What the exercise asks
Each line of the material below is to be given again exactly.
※ ※ ※
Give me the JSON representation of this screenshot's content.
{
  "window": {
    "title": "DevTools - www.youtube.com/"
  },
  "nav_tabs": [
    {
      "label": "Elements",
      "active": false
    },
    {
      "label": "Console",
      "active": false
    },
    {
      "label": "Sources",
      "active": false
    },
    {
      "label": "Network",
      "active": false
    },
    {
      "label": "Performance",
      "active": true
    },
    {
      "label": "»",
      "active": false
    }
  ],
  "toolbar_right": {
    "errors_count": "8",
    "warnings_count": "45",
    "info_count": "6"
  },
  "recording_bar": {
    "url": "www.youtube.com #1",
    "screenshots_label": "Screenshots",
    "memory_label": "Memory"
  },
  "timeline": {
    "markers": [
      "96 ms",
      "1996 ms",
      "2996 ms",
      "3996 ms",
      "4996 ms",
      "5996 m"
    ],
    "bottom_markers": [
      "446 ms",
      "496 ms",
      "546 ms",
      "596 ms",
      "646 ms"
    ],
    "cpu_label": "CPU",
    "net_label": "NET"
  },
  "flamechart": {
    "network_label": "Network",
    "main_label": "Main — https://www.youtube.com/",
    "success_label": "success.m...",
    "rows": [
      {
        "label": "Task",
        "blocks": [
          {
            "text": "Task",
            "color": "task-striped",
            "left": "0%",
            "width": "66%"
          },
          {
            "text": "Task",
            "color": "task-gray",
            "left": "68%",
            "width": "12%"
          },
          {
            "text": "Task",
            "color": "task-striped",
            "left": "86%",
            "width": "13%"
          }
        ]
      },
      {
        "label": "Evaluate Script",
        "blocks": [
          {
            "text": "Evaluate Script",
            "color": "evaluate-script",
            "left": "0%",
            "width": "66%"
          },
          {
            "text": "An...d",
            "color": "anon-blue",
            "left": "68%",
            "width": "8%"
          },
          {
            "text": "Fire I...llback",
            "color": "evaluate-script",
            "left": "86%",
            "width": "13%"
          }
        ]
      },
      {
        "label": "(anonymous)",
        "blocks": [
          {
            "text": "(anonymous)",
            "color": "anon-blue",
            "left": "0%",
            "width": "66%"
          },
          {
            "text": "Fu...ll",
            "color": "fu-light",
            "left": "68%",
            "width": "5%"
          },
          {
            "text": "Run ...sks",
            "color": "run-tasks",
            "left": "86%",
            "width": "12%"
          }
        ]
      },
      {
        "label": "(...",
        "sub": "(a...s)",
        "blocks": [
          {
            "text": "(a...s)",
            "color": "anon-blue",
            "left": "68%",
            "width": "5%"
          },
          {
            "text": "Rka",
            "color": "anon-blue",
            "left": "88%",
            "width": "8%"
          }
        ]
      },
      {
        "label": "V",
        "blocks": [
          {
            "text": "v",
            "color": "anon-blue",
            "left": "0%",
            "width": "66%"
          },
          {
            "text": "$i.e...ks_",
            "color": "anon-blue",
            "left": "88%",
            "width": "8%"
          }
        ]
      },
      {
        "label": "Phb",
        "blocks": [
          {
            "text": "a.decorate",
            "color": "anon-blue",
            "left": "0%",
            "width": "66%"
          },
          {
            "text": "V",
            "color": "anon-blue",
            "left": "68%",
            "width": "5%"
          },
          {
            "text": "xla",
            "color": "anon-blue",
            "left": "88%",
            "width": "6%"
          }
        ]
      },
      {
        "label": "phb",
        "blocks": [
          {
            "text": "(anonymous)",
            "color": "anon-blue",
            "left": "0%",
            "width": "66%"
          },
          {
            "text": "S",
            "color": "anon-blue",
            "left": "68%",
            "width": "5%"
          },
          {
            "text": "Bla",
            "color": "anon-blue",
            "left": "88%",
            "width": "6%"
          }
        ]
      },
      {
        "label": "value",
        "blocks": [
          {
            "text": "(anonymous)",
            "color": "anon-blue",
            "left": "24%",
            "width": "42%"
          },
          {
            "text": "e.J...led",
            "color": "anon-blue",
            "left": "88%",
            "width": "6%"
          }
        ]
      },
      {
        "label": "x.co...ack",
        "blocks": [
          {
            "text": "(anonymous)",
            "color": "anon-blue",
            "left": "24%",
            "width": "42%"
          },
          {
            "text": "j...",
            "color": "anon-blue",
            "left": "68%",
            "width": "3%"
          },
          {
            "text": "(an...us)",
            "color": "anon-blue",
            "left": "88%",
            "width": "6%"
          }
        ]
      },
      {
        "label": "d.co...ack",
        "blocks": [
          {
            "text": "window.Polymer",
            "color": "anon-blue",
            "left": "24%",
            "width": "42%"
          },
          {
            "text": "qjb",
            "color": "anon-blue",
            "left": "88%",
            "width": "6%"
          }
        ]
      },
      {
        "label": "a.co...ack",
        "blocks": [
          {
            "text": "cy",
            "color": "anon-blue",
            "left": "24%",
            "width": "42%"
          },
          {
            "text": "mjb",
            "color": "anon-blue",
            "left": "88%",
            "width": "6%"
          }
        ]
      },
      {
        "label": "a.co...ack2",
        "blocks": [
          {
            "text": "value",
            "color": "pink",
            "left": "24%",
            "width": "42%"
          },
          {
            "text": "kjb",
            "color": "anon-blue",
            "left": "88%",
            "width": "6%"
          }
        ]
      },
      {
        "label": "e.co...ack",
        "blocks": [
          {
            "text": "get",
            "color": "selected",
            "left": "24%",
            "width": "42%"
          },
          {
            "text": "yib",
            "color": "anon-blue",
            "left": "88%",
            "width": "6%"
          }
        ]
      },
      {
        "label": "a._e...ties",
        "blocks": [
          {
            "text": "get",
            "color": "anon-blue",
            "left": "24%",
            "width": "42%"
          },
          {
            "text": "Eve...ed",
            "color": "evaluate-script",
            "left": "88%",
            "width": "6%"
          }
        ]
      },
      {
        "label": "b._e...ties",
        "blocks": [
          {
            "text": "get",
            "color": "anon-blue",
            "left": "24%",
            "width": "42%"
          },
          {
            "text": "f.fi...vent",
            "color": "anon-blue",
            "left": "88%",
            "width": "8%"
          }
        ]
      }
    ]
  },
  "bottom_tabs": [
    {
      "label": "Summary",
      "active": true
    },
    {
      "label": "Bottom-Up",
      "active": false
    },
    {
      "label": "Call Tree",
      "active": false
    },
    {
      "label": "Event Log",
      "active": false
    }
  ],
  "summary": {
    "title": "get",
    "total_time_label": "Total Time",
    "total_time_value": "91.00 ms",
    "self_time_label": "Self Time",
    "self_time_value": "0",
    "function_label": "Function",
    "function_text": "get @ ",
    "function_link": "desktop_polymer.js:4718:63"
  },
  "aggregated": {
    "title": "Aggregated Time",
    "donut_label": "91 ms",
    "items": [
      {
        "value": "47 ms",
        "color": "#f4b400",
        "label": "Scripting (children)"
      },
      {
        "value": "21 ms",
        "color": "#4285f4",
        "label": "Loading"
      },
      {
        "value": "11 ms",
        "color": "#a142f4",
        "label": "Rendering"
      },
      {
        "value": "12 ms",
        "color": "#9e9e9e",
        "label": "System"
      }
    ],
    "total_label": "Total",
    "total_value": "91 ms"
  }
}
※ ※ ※
Exercise result
Give me the JSON representation of this screenshot's content.
{
  "window": {
    "title": "DevTools - www.youtube.com/"
  },
  "nav_tabs": [
    {
      "label": "Elements",
      "active": false
    },
    {
      "label": "Console",
      "active": false
    },
    {
      "label": "Sources",
      "active": false
    },
    {
      "label": "Network",
      "active": false
    },
    {
      "label": "Performance",
      "active": true
    },
    {
      "label": "»",
      "active": false
    }
  ],
  "toolbar_right": {
    "errors_count": "8",
    "warnings_count": "45",
    "info_count": "6"
  },
  "recording_bar": {
    "url": "www.youtube.com #1",
    "screenshots_label": "Screenshots",
    "memory_label": "Memory"
  },
  "timeline": {
    "markers": [
      "96 ms",
      "1996 ms",
      "2996 ms",
      "3996 ms",
      "4996 ms",
      "5996 m"
    ],
    "bottom_markers": [
      "446 ms",
      "496 ms",
      "546 ms",
      "596 ms",
      "646 ms"
    ],
    "cpu_label": "CPU",
    "net_label": "NET"
  },
  "flamechart": {
    "network_label": "Network",
    "main_label": "Main — https://www.youtube.com/",
    "success_label": "success.m...",
    "rows": [
      {
        "label": "Task",
        "blocks": [
          {
            "text": "Task",
            "color": "task-striped",
            "left": "0%",
            "width": "66%"
          },
          {
            "text": "Task",
            "color": "task-gray",
            "left": "68%",
            "width": "12%"
          },
          {
            "text": "Task",
            "color": "task-striped",
            "left": "86%",
            "width": "13%"
          }
        ]
      },
      {
        "label": "Evaluate Script",
        "blocks": [
          {
            "text": "Evaluate Script",
            "color": "evaluate-script",
            "left": "0%",
            "width": "66%"
          },
          {
            "text": "An...d",
            "color": "anon-blue",
            "left": "68%",
            "width": "8%"
          },
          {
            "text": "Fire I...llback",
            "color": "evaluate-script",
            "left": "86%",
            "width": "13%"
          }
        ]
      },
      {
        "label": "(anonymous)",
        "blocks": [
          {
            "text": "(anonymous)",
            "color": "anon-blue",
            "left": "0%",
            "width": "66%"
          },
          {
            "text": "Fu...ll",
            "color": "fu-light",
            "left": "68%",
            "width": "5%"
          },
          {
            "text": "Run ...sks",
            "color": "run-tasks",
            "left": "86%",
            "width": "12%"
          }
        ]
      },
      {
        "label": "(...",
        "sub": "(a...s)",
        "blocks": [
          {
            "text": "(a...s)",
            "color": "anon-blue",
            "left": "68%",
            "width": "5%"
          },
          {
            "text": "Rka",
            "color": "anon-blue",
            "left": "88%",
            "width": "8%"
          }
        ]
      },
      {
        "label": "V",
        "blocks": [
          {
            "text": "v",
            "color": "anon-blue",
            "left": "0%",
            "width": "66%"
          },
          {
            "text": "$i.e...ks_",
            "color": "anon-blue",
            "left": "88%",
            "width": "8%"
          }
        ]
      },
      {
        "label": "Phb",
        "blocks": [
          {
            "text": "a.decorate",
            "color": "anon-blue",
            "left": "0%",
            "width": "66%"
          },
          {
            "text": "V",
            "color": "anon-blue",
            "left": "68%",
            "width": "5%"
          },
          {
            "text": "xla",
            "color": "anon-blue",
            "left": "88%",
            "width": "6%"
          }
        ]
      },
      {
        "label": "phb",
        "blocks": [
          {
            "text": "(anonymous)",
            "color": "anon-blue",
            "left": "0%",
            "width": "66%"
          },
          {
            "text": "S",
            "color": "anon-blue",
            "left": "68%",
            "width": "5%"
          },
          {
            "text": "Bla",
            "color": "anon-blue",
            "left": "88%",
            "width": "6%"
          }
        ]
      },
      {
        "label": "value",
        "blocks": [
          {
            "text": "(anonymous)",
            "color": "anon-blue",
            "left": "24%",
            "width": "42%"
          },
          {
            "text": "e.J...led",
            "color": "anon-blue",
            "left": "88%",
            "width": "6%"
          }
        ]
      },
      {
        "label": "x.co...ack",
        "blocks": [
          {
            "text": "(anonymous)",
            "color": "anon-blue",
            "left": "24%",
            "width": "42%"
          },
          {
            "text": "j...",
            "color": "anon-blue",
            "left": "68%",
            "width": "3%"
          },
          {
            "text": "(an...us)",
            "color": "anon-blue",
            "left": "88%",
            "width": "6%"
          }
        ]
      },
      {
        "label": "d.co...ack",
        "blocks": [
          {
            "text": "window.Polymer",
            "color": "anon-blue",
            "left": "24%",
            "width": "42%"
          },
          {
            "text": "qjb",
            "color": "anon-blue",
            "left": "88%",
            "width": "6%"
          }
        ]
      },
      {
        "label": "a.co...ack",
        "blocks": [
          {
            "text": "cy",
            "color": "anon-blue",
            "left": "24%",
            "width": "42%"
          },
          {
            "text": "mjb",
            "color": "anon-blue",
            "left": "88%",
            "width": "6%"
          }
        ]
      },
      {
        "label": "a.co...ack2",
        "blocks": [
          {
            "text": "value",
            "color": "pink",
            "left": "24%",
            "width": "42%"
          },
          {
            "text": "kjb",
            "color": "anon-blue",
            "left": "88%",
            "width": "6%"
          }
        ]
      },
      {
        "label": "e.co...ack",
        "blocks": [
          {
            "text": "get",
            "color": "selected",
            "left": "24%",
            "width": "42%"
          },
          {
            "text": "yib",
            "color": "anon-blue",
            "left": "88%",
            "width": "6%"
          }
        ]
      },
      {
        "label": "a._e...ties",
        "blocks": [
          {
            "text": "get",
            "color": "anon-blue",
            "left": "24%",
            "width": "42%"
          },
          {
            "text": "Eve...ed",
            "color": "evaluate-script",
            "left": "88%",
            "width": "6%"
          }
        ]
      },
      {
        "label": "b._e...ties",
        "blocks": [
          {
            "text": "get",
            "color": "anon-blue",
            "left": "24%",
            "width": "42%"
          },
          {
            "text": "f.fi...vent",
            "color": "anon-blue",
            "left": "88%",
            "width": "8%"
          }
        ]
      }
    ]
  },
  "bottom_tabs": [
    {
      "label": "Summary",
      "active": true
    },
    {
      "label": "Bottom-Up",
      "active": false
    },
    {
      "label": "Call Tree",
      "active": false
    },
    {
      "label": "Event Log",
      "active": false
    }
  ],
  "summary": {
    "title": "get",
    "total_time_label": "Total Time",
    "total_time_value": "91.00 ms",
    "self_time_label": "Self Time",
    "self_time_value": "0",
    "function_label": "Function",
    "function_text": "get @ ",
    "function_link": "desktop_polymer.js:4718:63"
  },
  "aggregated": {
    "title": "Aggregated Time",
    "donut_label": "91 ms",
    "items": [
      {
        "value": "47 ms",
        "color": "#f4b400",
        "label": "Scripting (children)"
      },
      {
        "value": "21 ms",
        "color": "#4285f4",
        "label": "Loading"
      },
      {
        "value": "11 ms",
        "color": "#a142f4",
        "label": "Rendering"
      },
      {
        "value": "12 ms",
        "color": "#9e9e9e",
        "label": "System"
      }
    ],
    "total_label": "Total",
    "total_value": "91 ms"
  }
}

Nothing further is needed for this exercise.